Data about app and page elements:

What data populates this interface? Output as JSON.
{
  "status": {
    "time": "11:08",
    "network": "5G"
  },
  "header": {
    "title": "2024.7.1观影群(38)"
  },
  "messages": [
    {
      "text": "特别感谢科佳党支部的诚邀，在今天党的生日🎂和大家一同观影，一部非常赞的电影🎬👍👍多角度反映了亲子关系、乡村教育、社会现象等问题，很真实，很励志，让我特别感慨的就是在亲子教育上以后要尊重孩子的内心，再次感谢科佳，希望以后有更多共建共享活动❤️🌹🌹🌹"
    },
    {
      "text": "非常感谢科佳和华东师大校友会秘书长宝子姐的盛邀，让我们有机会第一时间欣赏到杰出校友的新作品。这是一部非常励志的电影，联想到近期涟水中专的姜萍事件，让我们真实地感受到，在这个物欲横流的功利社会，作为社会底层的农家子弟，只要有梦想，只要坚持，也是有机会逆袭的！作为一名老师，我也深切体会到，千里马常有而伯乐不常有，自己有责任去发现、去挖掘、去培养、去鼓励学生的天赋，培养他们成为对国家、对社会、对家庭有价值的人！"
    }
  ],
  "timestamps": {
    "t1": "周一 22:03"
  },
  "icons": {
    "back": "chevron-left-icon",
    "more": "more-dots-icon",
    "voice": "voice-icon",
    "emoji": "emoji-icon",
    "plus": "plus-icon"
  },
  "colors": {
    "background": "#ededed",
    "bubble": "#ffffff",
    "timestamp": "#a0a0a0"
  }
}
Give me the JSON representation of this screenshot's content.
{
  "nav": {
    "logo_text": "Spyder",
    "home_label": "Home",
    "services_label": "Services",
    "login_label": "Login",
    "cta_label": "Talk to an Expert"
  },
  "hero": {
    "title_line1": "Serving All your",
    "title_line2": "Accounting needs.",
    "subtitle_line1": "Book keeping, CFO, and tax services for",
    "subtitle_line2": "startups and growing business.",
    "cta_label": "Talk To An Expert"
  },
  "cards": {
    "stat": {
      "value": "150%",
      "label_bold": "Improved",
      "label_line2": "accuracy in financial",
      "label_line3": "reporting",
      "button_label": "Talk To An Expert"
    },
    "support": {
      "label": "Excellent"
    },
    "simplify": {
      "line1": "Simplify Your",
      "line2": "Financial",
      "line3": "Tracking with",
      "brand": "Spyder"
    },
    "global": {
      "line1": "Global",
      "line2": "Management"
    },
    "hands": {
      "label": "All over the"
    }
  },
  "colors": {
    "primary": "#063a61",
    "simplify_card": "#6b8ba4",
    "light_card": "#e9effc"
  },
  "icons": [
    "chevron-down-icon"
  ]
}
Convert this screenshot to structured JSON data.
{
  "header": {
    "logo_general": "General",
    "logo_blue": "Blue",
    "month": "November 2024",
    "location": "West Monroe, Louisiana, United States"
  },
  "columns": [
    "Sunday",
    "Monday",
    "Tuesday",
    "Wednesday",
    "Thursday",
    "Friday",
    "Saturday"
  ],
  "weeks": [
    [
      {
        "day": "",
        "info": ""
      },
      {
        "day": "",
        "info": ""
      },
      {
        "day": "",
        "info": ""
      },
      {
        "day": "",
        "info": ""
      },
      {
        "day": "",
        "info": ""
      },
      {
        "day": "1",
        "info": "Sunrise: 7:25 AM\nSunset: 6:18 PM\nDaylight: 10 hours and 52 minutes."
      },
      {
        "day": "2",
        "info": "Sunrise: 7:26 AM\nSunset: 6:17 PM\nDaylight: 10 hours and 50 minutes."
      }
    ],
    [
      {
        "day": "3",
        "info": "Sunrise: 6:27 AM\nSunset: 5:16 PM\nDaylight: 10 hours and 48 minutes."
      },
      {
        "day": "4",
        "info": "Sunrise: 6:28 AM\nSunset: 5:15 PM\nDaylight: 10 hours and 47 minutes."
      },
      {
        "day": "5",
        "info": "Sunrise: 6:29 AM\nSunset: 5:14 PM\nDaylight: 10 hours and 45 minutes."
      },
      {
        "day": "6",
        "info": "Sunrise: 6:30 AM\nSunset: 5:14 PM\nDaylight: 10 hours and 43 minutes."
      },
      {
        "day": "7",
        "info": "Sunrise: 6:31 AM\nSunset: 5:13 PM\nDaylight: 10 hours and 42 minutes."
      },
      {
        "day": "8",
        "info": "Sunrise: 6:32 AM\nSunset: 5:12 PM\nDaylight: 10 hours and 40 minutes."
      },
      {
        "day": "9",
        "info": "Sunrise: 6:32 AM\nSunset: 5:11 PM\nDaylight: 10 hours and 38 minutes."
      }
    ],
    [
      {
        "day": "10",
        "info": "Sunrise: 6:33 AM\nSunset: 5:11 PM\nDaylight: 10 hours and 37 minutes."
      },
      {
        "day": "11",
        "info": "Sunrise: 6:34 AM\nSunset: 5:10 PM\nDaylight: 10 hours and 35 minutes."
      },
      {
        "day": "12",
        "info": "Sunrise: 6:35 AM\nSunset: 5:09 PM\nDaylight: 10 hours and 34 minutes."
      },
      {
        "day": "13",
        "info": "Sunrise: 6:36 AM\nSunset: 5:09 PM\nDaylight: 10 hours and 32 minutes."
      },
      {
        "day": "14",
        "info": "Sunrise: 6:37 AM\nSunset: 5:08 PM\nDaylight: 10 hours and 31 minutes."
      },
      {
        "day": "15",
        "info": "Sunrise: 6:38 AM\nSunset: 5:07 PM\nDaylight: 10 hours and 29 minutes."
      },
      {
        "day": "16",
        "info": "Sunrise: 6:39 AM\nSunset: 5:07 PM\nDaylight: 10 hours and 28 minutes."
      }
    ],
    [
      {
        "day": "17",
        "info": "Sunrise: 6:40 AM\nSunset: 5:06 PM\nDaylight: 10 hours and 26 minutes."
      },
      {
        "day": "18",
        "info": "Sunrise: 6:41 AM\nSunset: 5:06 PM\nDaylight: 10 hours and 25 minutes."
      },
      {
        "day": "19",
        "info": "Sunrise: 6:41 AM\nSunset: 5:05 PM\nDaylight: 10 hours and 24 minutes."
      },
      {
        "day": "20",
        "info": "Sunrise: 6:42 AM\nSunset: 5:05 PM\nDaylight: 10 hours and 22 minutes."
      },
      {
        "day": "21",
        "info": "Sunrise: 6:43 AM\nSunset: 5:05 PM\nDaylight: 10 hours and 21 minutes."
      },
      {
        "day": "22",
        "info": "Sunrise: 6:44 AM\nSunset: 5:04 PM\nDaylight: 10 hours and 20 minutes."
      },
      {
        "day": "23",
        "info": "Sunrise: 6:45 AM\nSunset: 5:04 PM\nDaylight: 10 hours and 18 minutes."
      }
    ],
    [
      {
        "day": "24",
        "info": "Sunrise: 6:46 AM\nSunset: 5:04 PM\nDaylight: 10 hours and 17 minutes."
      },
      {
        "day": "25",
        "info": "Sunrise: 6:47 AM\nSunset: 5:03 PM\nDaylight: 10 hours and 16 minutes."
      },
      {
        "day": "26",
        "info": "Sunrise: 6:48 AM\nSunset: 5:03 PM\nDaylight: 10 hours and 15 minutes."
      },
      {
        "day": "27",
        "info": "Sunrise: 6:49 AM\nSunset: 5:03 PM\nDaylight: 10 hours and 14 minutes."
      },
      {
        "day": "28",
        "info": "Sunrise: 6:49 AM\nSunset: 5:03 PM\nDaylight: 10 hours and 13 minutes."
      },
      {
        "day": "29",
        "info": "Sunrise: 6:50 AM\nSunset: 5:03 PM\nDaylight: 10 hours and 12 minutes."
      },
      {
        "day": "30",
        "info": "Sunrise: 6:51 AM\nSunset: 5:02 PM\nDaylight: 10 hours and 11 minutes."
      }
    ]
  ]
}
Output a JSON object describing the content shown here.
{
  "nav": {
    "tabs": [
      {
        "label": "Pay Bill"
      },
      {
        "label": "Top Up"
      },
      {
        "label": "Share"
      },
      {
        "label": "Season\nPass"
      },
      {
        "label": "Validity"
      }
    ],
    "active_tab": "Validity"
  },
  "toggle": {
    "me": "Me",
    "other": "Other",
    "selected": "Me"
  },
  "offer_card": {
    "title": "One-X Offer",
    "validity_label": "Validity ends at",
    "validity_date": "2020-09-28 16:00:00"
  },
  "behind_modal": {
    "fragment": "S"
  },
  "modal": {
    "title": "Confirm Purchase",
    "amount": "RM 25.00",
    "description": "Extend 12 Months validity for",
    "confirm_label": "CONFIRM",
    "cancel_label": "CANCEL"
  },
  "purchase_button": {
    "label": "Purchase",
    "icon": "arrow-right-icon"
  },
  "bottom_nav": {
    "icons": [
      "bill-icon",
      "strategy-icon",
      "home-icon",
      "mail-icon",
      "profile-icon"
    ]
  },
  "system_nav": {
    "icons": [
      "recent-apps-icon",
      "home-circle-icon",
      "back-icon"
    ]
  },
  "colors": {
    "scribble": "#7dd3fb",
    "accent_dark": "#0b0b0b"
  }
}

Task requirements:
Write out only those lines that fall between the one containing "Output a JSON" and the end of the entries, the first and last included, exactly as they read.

Answer space:
Output a JSON object describing the content shown here.
{
  "nav": {
    "tabs": [
      {
        "label": "Pay Bill"
      },
      {
        "label": "Top Up"
      },
      {
        "label": "Share"
      },
      {
        "label": "Season\nPass"
      },
      {
        "label": "Validity"
      }
    ],
    "active_tab": "Validity"
  },
  "toggle": {
    "me": "Me",
    "other": "Other",
    "selected": "Me"
  },
  "offer_card": {
    "title": "One-X Offer",
    "validity_label": "Validity ends at",
    "validity_date": "2020-09-28 16:00:00"
  },
  "behind_modal": {
    "fragment": "S"
  },
  "modal": {
    "title": "Confirm Purchase",
    "amount": "RM 25.00",
    "description": "Extend 12 Months validity for",
    "confirm_label": "CONFIRM",
    "cancel_label": "CANCEL"
  },
  "purchase_button": {
    "label": "Purchase",
    "icon": "arrow-right-icon"
  },
  "bottom_nav": {
    "icons": [
      "bill-icon",
      "strategy-icon",
      "home-icon",
      "mail-icon",
      "profile-icon"
    ]
  },
  "system_nav": {
    "icons": [
      "recent-apps-icon",
      "home-circle-icon",
      "back-icon"
    ]
  },
  "colors": {
    "scribble": "#7dd3fb",
    "accent_dark": "#0b0b0b"
  }
}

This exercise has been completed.